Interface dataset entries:
━━━━━━

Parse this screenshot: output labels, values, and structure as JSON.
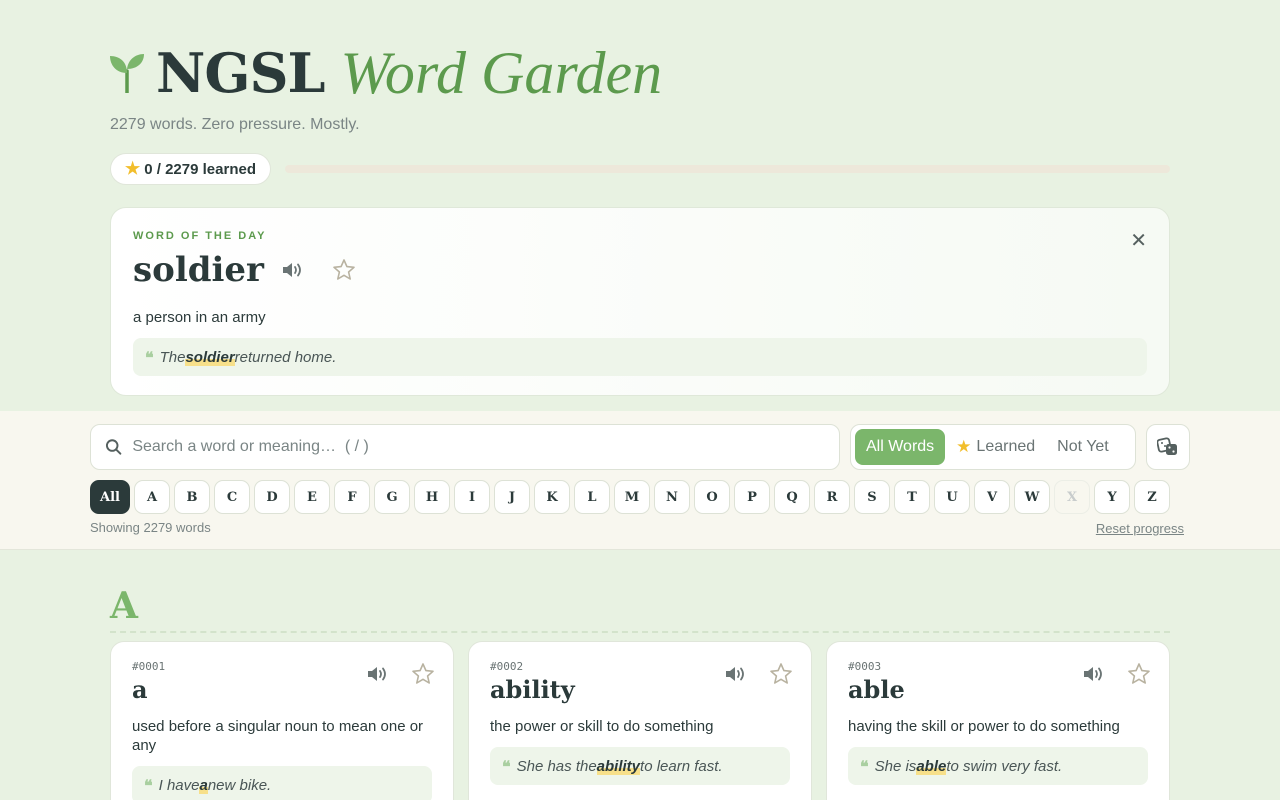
{
  "header": {
    "title_main": "NGSL",
    "title_accent": "Word Garden",
    "tagline": "2279 words. Zero pressure. Mostly.",
    "learned_label": "0 / 2279 learned",
    "progress_fraction": 0
  },
  "word_of_day": {
    "label": "WORD OF THE DAY",
    "word": "soldier",
    "definition": "a person in an army",
    "example_before": "The ",
    "example_word": "soldier",
    "example_after": " returned home."
  },
  "search": {
    "placeholder": "Search a word or meaning…  ( / )"
  },
  "filters": {
    "all": "All Words",
    "learned": "Learned",
    "not_yet": "Not Yet"
  },
  "letters": [
    "All",
    "A",
    "B",
    "C",
    "D",
    "E",
    "F",
    "G",
    "H",
    "I",
    "J",
    "K",
    "L",
    "M",
    "N",
    "O",
    "P",
    "Q",
    "R",
    "S",
    "T",
    "U",
    "V",
    "W",
    "X",
    "Y",
    "Z"
  ],
  "status": {
    "showing": "Showing 2279 words",
    "reset": "Reset progress"
  },
  "section": {
    "letter": "A"
  },
  "cards": [
    {
      "num": "#0001",
      "word": "a",
      "definition": "used before a singular noun to mean one or any",
      "example_before": "I have ",
      "example_word": "a",
      "example_after": " new bike."
    },
    {
      "num": "#0002",
      "word": "ability",
      "definition": "the power or skill to do something",
      "example_before": "She has the ",
      "example_word": "ability",
      "example_after": " to learn fast."
    },
    {
      "num": "#0003",
      "word": "able",
      "definition": "having the skill or power to do something",
      "example_before": "She is ",
      "example_word": "able",
      "example_after": " to swim very fast."
    }
  ],
  "colors": {
    "background": "#e8f2e2",
    "accent_green": "#5c9a4d",
    "active_green": "#7bb66b",
    "star_gold": "#f2be2c",
    "ink": "#2b3a3a"
  },
  "icons": [
    "sprout-icon",
    "star-icon",
    "speaker-icon",
    "star-outline-icon",
    "close-icon",
    "search-icon",
    "dice-icon",
    "quote-icon"
  ]
}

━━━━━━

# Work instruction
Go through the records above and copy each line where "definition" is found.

# Exercise response
    "definition": "a person in an army",
      "definition": "used before a singular noun to mean one or any",
      "definition": "the power or skill to do something",
      "definition": "having the skill or power to do something",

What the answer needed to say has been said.